Send to

Choose Destination
J Perinatol. 2012 Jun;32(6):431-7. doi: 10.1038/jp.2011.115. Epub 2011 Aug 18.

Consanguinity, prematurity, birth weight and pregnancy loss: a prospective cohort study at four primary health center areas of Karnataka, India.

Author information

Department of Medical Education, Jawaharlal Nehru Medical College, Belgaum, India.



To determine whether consanguinity adversely influences pregnancy outcome in South India, where consanguinity is a common means of family property retention.


Data were collected from a prospective cohort of 647 consenting women, consecutively registered for antenatal care between 14 and 18 weeks gestation, in Belgaum district, Karnataka in 2005. Three-generation pedigree charts were drawn for consanguineous participants. χ (2)-Test and Student's t-test were used to assess categorical and continuous data, respectively, using SPSS version 14. Multivariate logistic regression adjusted for confounding variables.


Overall, 24.1% of 601 women with singleton births and outcome data were consanguineous. Demographic characteristics between study groups were similar. Non-consanguineous couples had fewer stillbirths (2.6 vs 6.9% P=0.017; adjusted P=0.050), miscarriages (1.8 vs 4.1%, P=0.097; adjusted P=0.052) and lower incidence of birth weight <2500 g (21.8 vs 29.5%, P=0.071, adjusted P=0.044). Gestation <37 weeks was 6.2% in both the groups.
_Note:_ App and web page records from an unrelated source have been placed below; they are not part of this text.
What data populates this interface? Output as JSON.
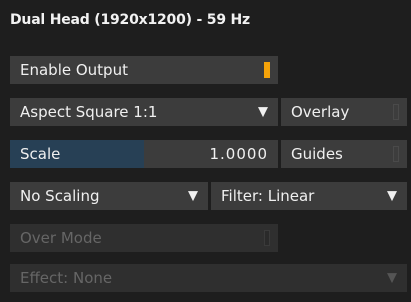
{
  "header": {
    "title": "Dual Head (1920x1200) - 59 Hz"
  },
  "controls": {
    "enable_output": {
      "label": "Enable Output",
      "state": "on"
    },
    "aspect": {
      "value": "Aspect Square 1:1"
    },
    "overlay": {
      "label": "Overlay",
      "state": "off"
    },
    "scale": {
      "label": "Scale",
      "value": "1.0000",
      "fill_fraction": 0.5
    },
    "guides": {
      "label": "Guides",
      "state": "off"
    },
    "scaling": {
      "value": "No Scaling"
    },
    "filter": {
      "value": "Filter: Linear"
    },
    "over_mode": {
      "label": "Over Mode",
      "state": "off",
      "enabled": false
    },
    "effect": {
      "value": "Effect: None",
      "enabled": false
    }
  },
  "icons": {
    "dropdown": "▼"
  },
  "colors": {
    "accent": "#f5a30a",
    "scale_fill": "#274055",
    "control_bg": "#3c3c3c"
  }
}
Adjusted for consanguinity and other potential confounders, age <20 years was protective of stillbirth (P=0.01), pregnancy loss (P=0.023) and preterm birth (P=0.013), whereas smoking (P=0.015) and poverty (P=0.003) were associated with higher rates of low birth weight.
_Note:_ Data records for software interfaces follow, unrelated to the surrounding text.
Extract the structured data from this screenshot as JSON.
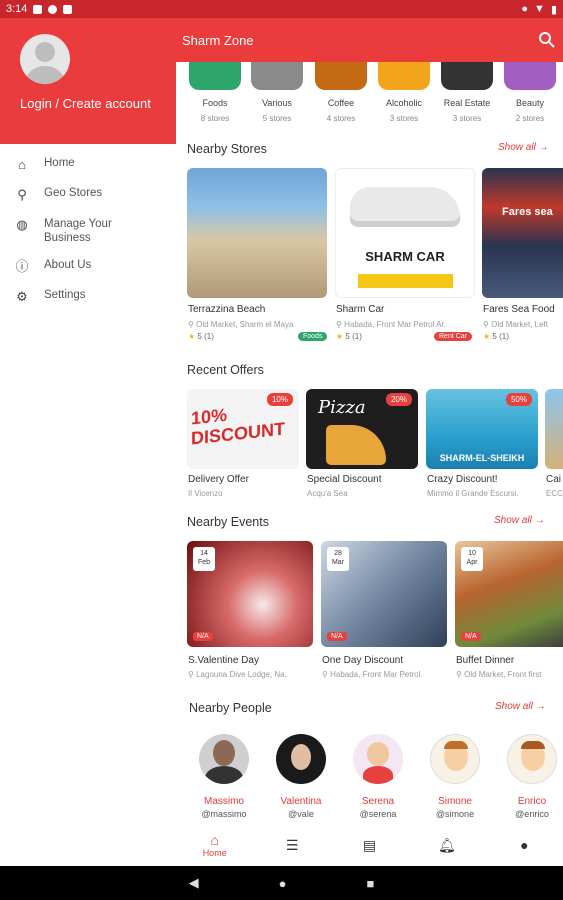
{
  "status": {
    "time": "3:14"
  },
  "drawer": {
    "login": "Login / Create account",
    "items": [
      {
        "label": "Home",
        "icon": "home-icon"
      },
      {
        "label": "Geo Stores",
        "icon": "pin-icon"
      },
      {
        "label": "Manage Your Business",
        "icon": "globe-icon"
      },
      {
        "label": "About Us",
        "icon": "info-icon"
      },
      {
        "label": "Settings",
        "icon": "gear-icon"
      }
    ]
  },
  "topbar": {
    "title": "Sharm Zone"
  },
  "categories": [
    {
      "name": "Foods",
      "count": "8 stores",
      "color": "#2ea56a"
    },
    {
      "name": "Various",
      "count": "5 stores",
      "color": "#8a8a8a"
    },
    {
      "name": "Coffee",
      "count": "4 stores",
      "color": "#c26a14"
    },
    {
      "name": "Alcoholic",
      "count": "3 stores",
      "color": "#f2a51a"
    },
    {
      "name": "Real Estate",
      "count": "3 stores",
      "color": "#333333"
    },
    {
      "name": "Beauty",
      "count": "2 stores",
      "color": "#a35ec2"
    }
  ],
  "nearby_stores": {
    "title": "Nearby Stores",
    "show_all": "Show all",
    "items": [
      {
        "name": "Terrazzina Beach",
        "address": "Old Market, Sharm el Maya",
        "rating": "5 (1)",
        "tag": "Foods",
        "tag_color": "#2ea56a"
      },
      {
        "name": "Sharm Car",
        "address": "Habada, Front Mar Petrol Ar.",
        "rating": "5 (1)",
        "tag": "Rent Car",
        "tag_color": "#e6403f",
        "img_title": "SHARM CAR"
      },
      {
        "name": "Fares Sea Food",
        "address": "Old Market, Left",
        "rating": "5 (1)",
        "img_title": "Fares sea"
      }
    ]
  },
  "recent_offers": {
    "title": "Recent Offers",
    "items": [
      {
        "name": "Delivery Offer",
        "sub": "Il Vicenzo",
        "badge": "10%",
        "img_title": "10% DISCOUNT"
      },
      {
        "name": "Special Discount",
        "sub": "Acqu'a Sea",
        "badge": "20%",
        "img_title": "Pizza"
      },
      {
        "name": "Crazy Discount!",
        "sub": "Mimmo il Grande Escursi.",
        "badge": "50%",
        "img_title": "SHARM-EL-SHEIKH"
      },
      {
        "name": "Cai",
        "sub": "ECC"
      }
    ]
  },
  "nearby_events": {
    "title": "Nearby Events",
    "show_all": "Show all",
    "items": [
      {
        "name": "S.Valentine Day",
        "address": "Lagouna Dive Lodge, Na.",
        "day": "14",
        "month": "Feb",
        "status": "N/A"
      },
      {
        "name": "One Day Discount",
        "address": "Habada, Front Mar Petrol.",
        "day": "28",
        "month": "Mar",
        "status": "N/A"
      },
      {
        "name": "Buffet Dinner",
        "address": "Old Market, Front first",
        "day": "10",
        "month": "Apr",
        "status": "N/A"
      }
    ]
  },
  "nearby_people": {
    "title": "Nearby People",
    "show_all": "Show all",
    "items": [
      {
        "name": "Massimo",
        "handle": "@massimo"
      },
      {
        "name": "Valentina",
        "handle": "@vale"
      },
      {
        "name": "Serena",
        "handle": "@serena"
      },
      {
        "name": "Simone",
        "handle": "@simone"
      },
      {
        "name": "Enrico",
        "handle": "@enrico"
      }
    ]
  },
  "bottom_nav": {
    "home": "Home"
  }
}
Consanguinity significantly increases pregnancy loss and birth weight <2500 g.

[Indexed for MEDLINE]

Supplemental Content

Full text links

Icon for Nature Publishing Group
Loading ...
Support Center